In the Lichtenstein dynasty, for example, the title of prince is shared by all members of the dynasty, but the rule of the principality descends to one person by agnatic primogeniture. So there are many princes of the Lichtenstein dynasty at any time but only one ruling and reigning prince of Lichtenstein at a time.
Many titles are granted so a higher title goes by primogeniture and a lower title goes to all agnatic members of the grantee's descendants. So the dynasty might have one duke and several lower ranking princes (or vice versa) or it might have one duke at a time and several counts, and so on in various other combinations.
As nearly as I can tell, it is common to describe the heir to the Duchy of X or Principality of Y as the hereditary duke of X or the Hereditary Prince of Y.
In the UK it is common for a noble to have a number of different titles. The Duke of A might be in full Duke of A, Marquess of B, Earl of C and D, Viscount of E, and Baron of F, G, H, and I, for example. So it is common to call a Duke's eldest son and heir apparent by the next senior title the Duke has - but that is just a courtesy title. So the Duke of A's heir could be called by the courtesy title of Marquess of B. And I guess the Duke's senior grandson could be called the Earl of C, and his senior great grandson could be called the Viscount of E, and his senior great great grandson could be called the Baron of F.
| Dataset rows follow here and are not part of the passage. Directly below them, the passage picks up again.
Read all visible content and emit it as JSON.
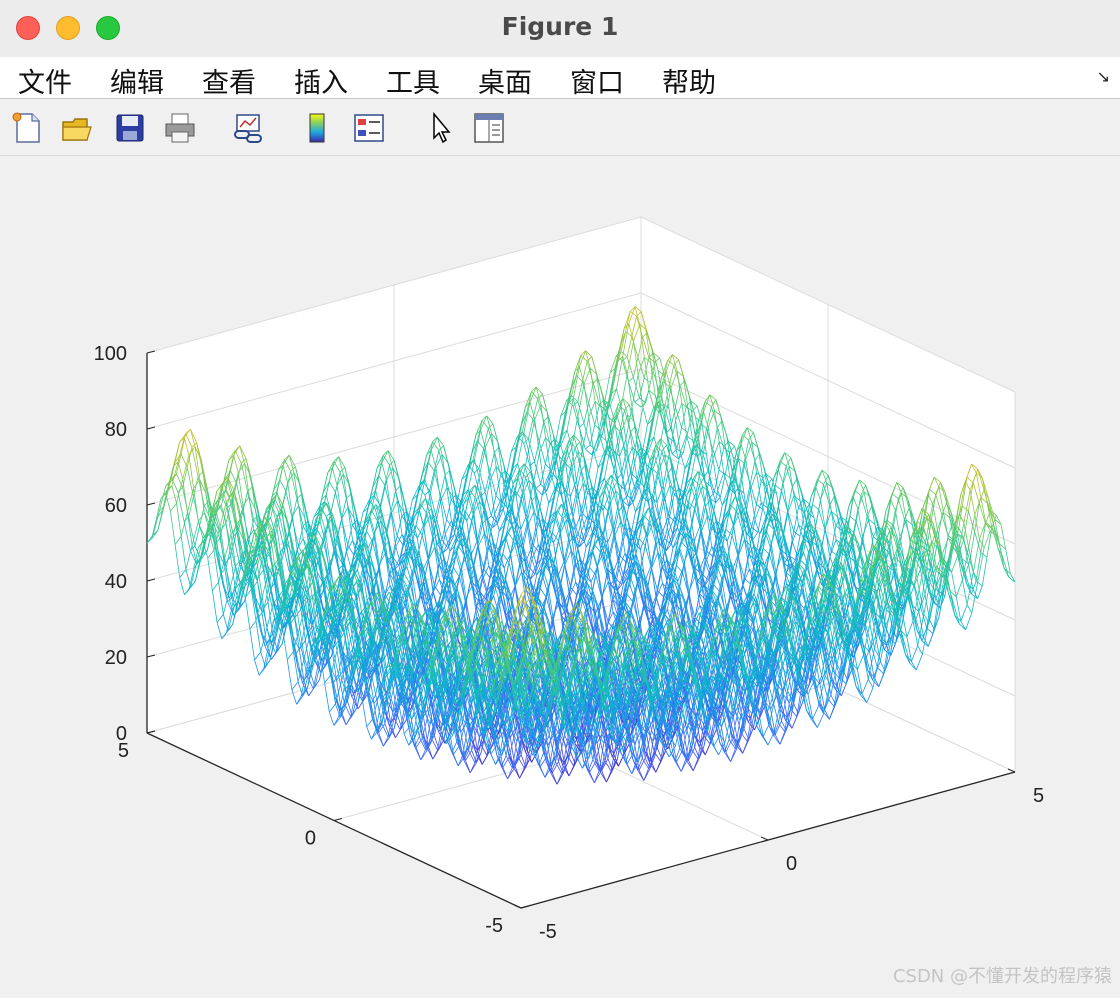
{
  "window": {
    "title": "Figure 1"
  },
  "menu": {
    "items": [
      "文件",
      "编辑",
      "查看",
      "插入",
      "工具",
      "桌面",
      "窗口",
      "帮助"
    ]
  },
  "toolbar": {
    "icons": [
      "new-figure-icon",
      "open-file-icon",
      "save-icon",
      "print-icon",
      "link-plot-icon",
      "colorbar-icon",
      "legend-icon",
      "pointer-icon",
      "property-editor-icon"
    ]
  },
  "chart_data": {
    "type": "mesh",
    "function": "Rastrigin: z = 20 + x^2 + y^2 - 10*(cos(2*pi*x) + cos(2*pi*y))",
    "x": [
      -5,
      5
    ],
    "y": [
      -5,
      5
    ],
    "zlim": [
      0,
      100
    ],
    "x_ticks": [
      "-5",
      "0",
      "5"
    ],
    "y_ticks": [
      "-5",
      "0",
      "5"
    ],
    "z_ticks": [
      "0",
      "20",
      "40",
      "60",
      "80",
      "100"
    ],
    "colormap": "parula",
    "grid": true
  },
  "watermark": "CSDN @不懂开发的程序猿"
}
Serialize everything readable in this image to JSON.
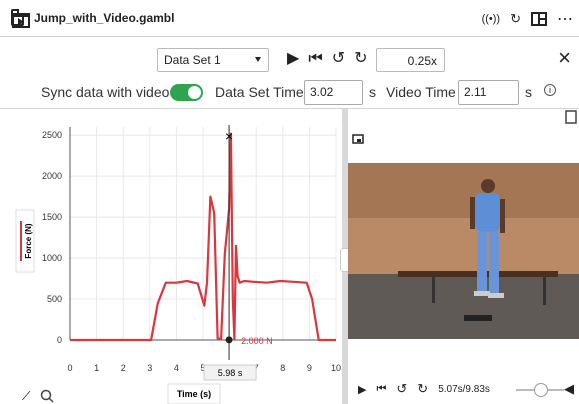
{
  "window": {
    "title": "Jump_with_Video.gambl"
  },
  "toolbar": {
    "data_set": "Data Set 1",
    "speed": "0.25x"
  },
  "sync": {
    "label": "Sync data with video",
    "toggle_on": true,
    "data_set_time_label": "Data Set Time",
    "data_set_time": "3.02",
    "data_set_time_unit": "s",
    "video_time_label": "Video Time",
    "video_time": "2.11",
    "video_time_unit": "s"
  },
  "graph": {
    "cursor_label": "5.98 s",
    "point_label": "2.000 N",
    "icons": [
      "graph-icon",
      "zoom-icon"
    ]
  },
  "chart_data": {
    "type": "line",
    "xlabel": "Time (s)",
    "ylabel": "Force (N)",
    "xlim": [
      0,
      10
    ],
    "ylim": [
      0,
      2600
    ],
    "x_ticks": [
      0,
      1,
      2,
      3,
      4,
      5,
      6,
      7,
      8,
      9,
      10
    ],
    "y_ticks": [
      0,
      500,
      1000,
      1500,
      2000,
      2500
    ],
    "grid": true,
    "series": [
      {
        "name": "",
        "color": "#d9363e",
        "x": [
          0,
          2.8,
          3.05,
          3.3,
          3.6,
          4.0,
          4.4,
          4.8,
          5.05,
          5.15,
          5.28,
          5.42,
          5.55,
          5.68,
          5.82,
          5.98,
          6.05,
          6.12,
          6.18,
          6.24,
          6.3,
          6.38,
          6.55,
          6.9,
          7.4,
          7.9,
          8.4,
          8.9,
          9.1,
          9.35,
          10
        ],
        "y": [
          0,
          0,
          0,
          450,
          700,
          700,
          720,
          690,
          420,
          700,
          1750,
          1550,
          20,
          10,
          1050,
          1600,
          2520,
          500,
          10,
          1150,
          780,
          700,
          720,
          710,
          700,
          720,
          710,
          700,
          500,
          0,
          0
        ]
      }
    ],
    "cursor_x": 5.98,
    "point": {
      "x": 5.98,
      "y": 2,
      "label": "2.000 N"
    }
  },
  "video": {
    "time_readout": "5.07s/9.83s",
    "progress": 0.516
  }
}
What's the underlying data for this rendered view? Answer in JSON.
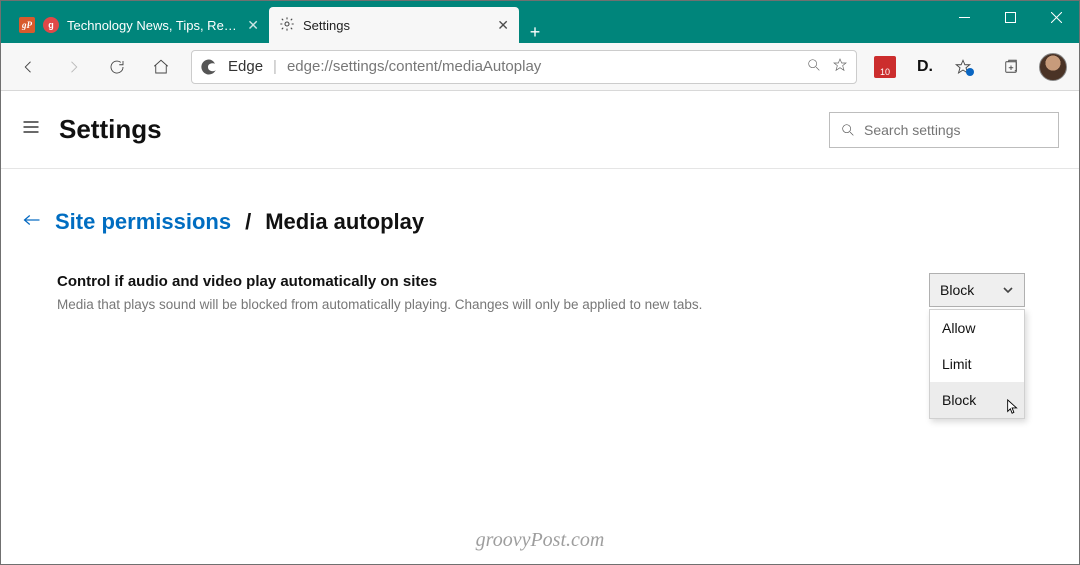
{
  "tabs": [
    {
      "title": "Technology News, Tips, Reviews…",
      "favicon": "gp"
    },
    {
      "title": "Settings",
      "favicon": "gear"
    }
  ],
  "toolbar": {
    "browser_label": "Edge",
    "url": "edge://settings/content/mediaAutoplay"
  },
  "extensions": {
    "badge_count": "10",
    "letter": "D."
  },
  "header": {
    "title": "Settings",
    "search_placeholder": "Search settings"
  },
  "breadcrumb": {
    "parent": "Site permissions",
    "separator": "/",
    "current": "Media autoplay"
  },
  "setting": {
    "title": "Control if audio and video play automatically on sites",
    "description": "Media that plays sound will be blocked from automatically playing. Changes will only be applied to new tabs."
  },
  "dropdown": {
    "selected": "Block",
    "options": [
      "Allow",
      "Limit",
      "Block"
    ],
    "hovered_index": 2
  },
  "watermark": "groovyPost.com"
}
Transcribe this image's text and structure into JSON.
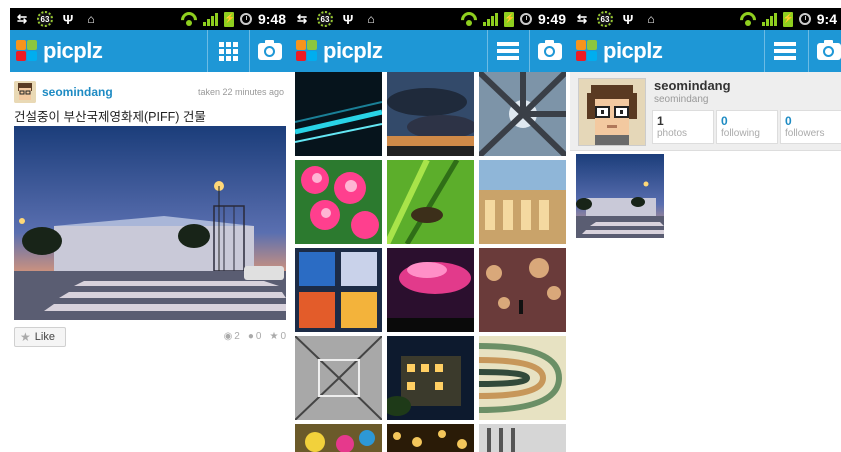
{
  "colors": {
    "brand_blue": "#1e97d6",
    "link_blue": "#1e8bc3",
    "status_green": "#8fcf1f"
  },
  "panels": [
    {
      "status": {
        "battery_badge": "63",
        "time": "9:48"
      },
      "appbar": {
        "logo": "picplz",
        "left_button_icon": "grid-icon",
        "right_button_icon": "camera-icon"
      },
      "post": {
        "username": "seomindang",
        "taken": "taken 22 minutes ago",
        "caption": "건설중이 부산국제영화제(PIFF) 건물",
        "like_label": "Like",
        "views": "2",
        "comments": "0",
        "likes": "0"
      }
    },
    {
      "status": {
        "battery_badge": "63",
        "time": "9:49"
      },
      "appbar": {
        "logo": "picplz",
        "left_button_icon": "menu-icon",
        "right_button_icon": "camera-icon"
      },
      "grid_photos": [
        "light-streak",
        "cloudy-sunset",
        "fisheye-buildings",
        "pink-flowers",
        "green-grasshopper",
        "arcade-building",
        "colorful-windows",
        "pink-cloud-sunset",
        "bokeh-cyclist",
        "ceiling-bw",
        "night-building",
        "curved-tunnel",
        "flowers-bottom",
        "gold-lights",
        "building-bw"
      ]
    },
    {
      "status": {
        "battery_badge": "63",
        "time": "9:4"
      },
      "appbar": {
        "logo": "picplz",
        "left_button_icon": "menu-icon",
        "right_button_icon": "camera-icon"
      },
      "profile": {
        "name": "seomindang",
        "subtitle": "seomindang",
        "photos_count": "1",
        "photos_label": "photos",
        "following_count": "0",
        "following_label": "following",
        "followers_count": "0",
        "followers_label": "followers"
      }
    }
  ]
}
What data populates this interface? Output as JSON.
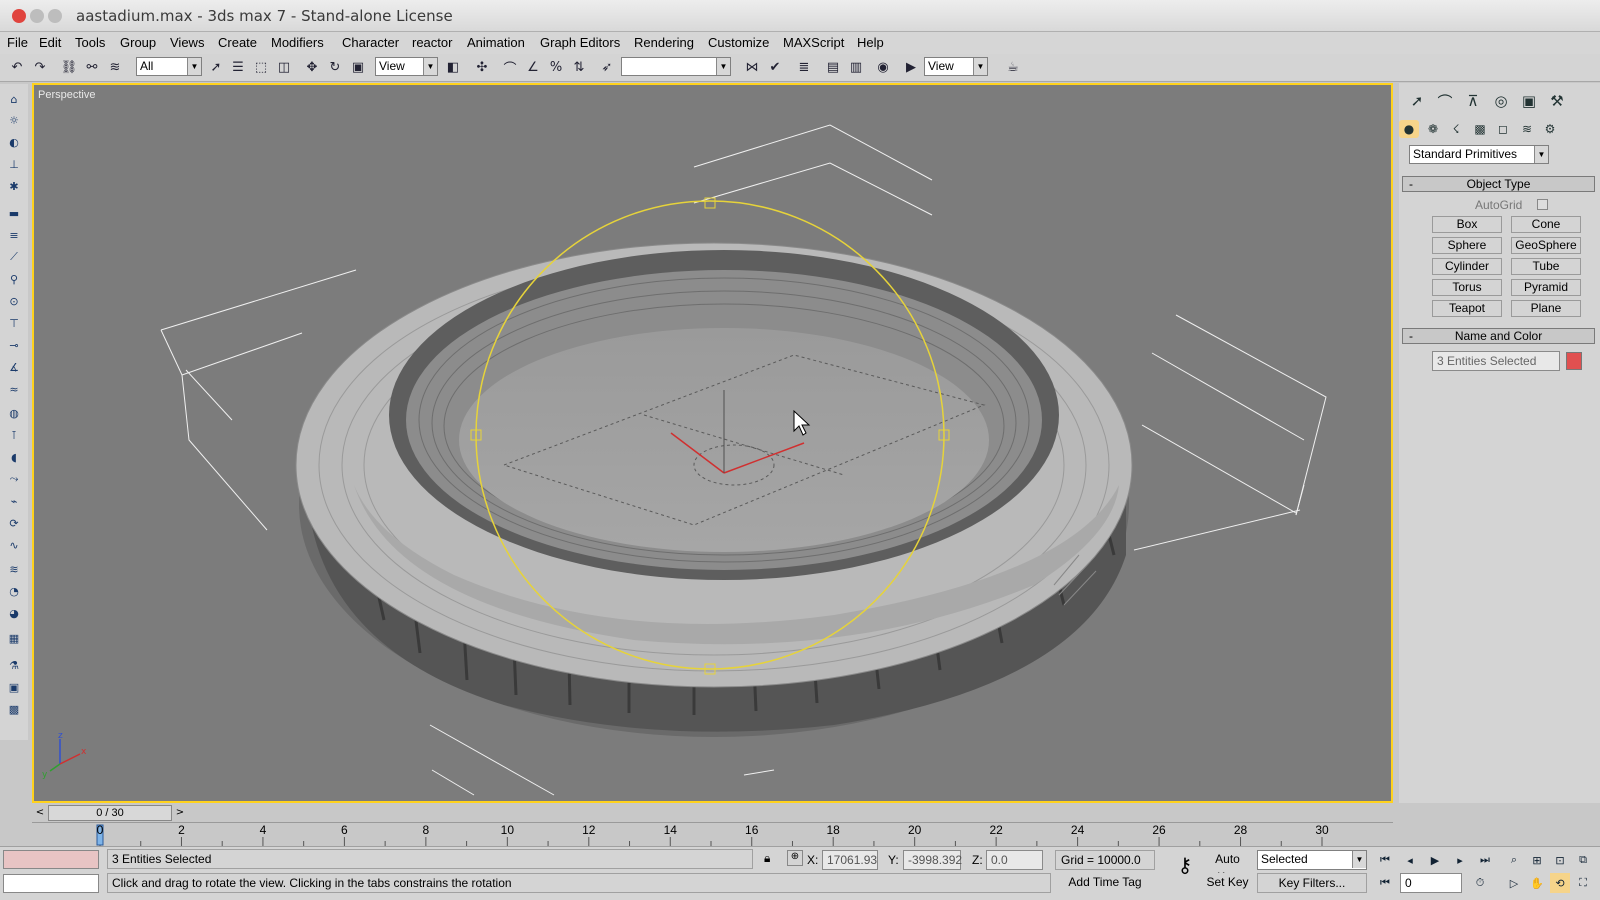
{
  "window": {
    "title": "aastadium.max - 3ds max 7 - Stand-alone License"
  },
  "menu": [
    "File",
    "Edit",
    "Tools",
    "Group",
    "Views",
    "Create",
    "Modifiers",
    "Character",
    "reactor",
    "Animation",
    "Graph Editors",
    "Rendering",
    "Customize",
    "MAXScript",
    "Help"
  ],
  "toolbar": {
    "selection_filter": "All",
    "ref_coord_1": "View",
    "named_selection": "",
    "ref_coord_2": "View"
  },
  "viewport": {
    "label": "Perspective",
    "axis_labels": [
      "x",
      "y",
      "z"
    ]
  },
  "command_panel": {
    "category": "Standard Primitives",
    "object_type_title": "Object Type",
    "autogrid_label": "AutoGrid",
    "buttons": [
      "Box",
      "Cone",
      "Sphere",
      "GeoSphere",
      "Cylinder",
      "Tube",
      "Torus",
      "Pyramid",
      "Teapot",
      "Plane"
    ],
    "name_color_title": "Name and Color",
    "name_value": "3 Entities Selected",
    "object_color": "#e05050",
    "rollout_collapse": "-"
  },
  "timeline": {
    "frame_display": "0 / 30",
    "ticks": [
      "0",
      "2",
      "4",
      "6",
      "8",
      "10",
      "12",
      "14",
      "16",
      "18",
      "20",
      "22",
      "24",
      "26",
      "28",
      "30"
    ]
  },
  "status": {
    "selection": "3 Entities Selected",
    "prompt": "Click and drag to rotate the view.  Clicking in the tabs constrains the rotation",
    "x_label": "X:",
    "x_value": "17061.93",
    "y_label": "Y:",
    "y_value": "-3998.392",
    "z_label": "Z:",
    "z_value": "0.0",
    "grid": "Grid = 10000.0",
    "add_time_tag": "Add Time Tag",
    "auto_key": "Auto Key",
    "set_key": "Set Key",
    "key_mode": "Selected",
    "key_filters": "Key Filters...",
    "current_frame": "0"
  }
}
PS missing a letter from my keyboard.
added 03-20-2020 I put in the missing "w"s.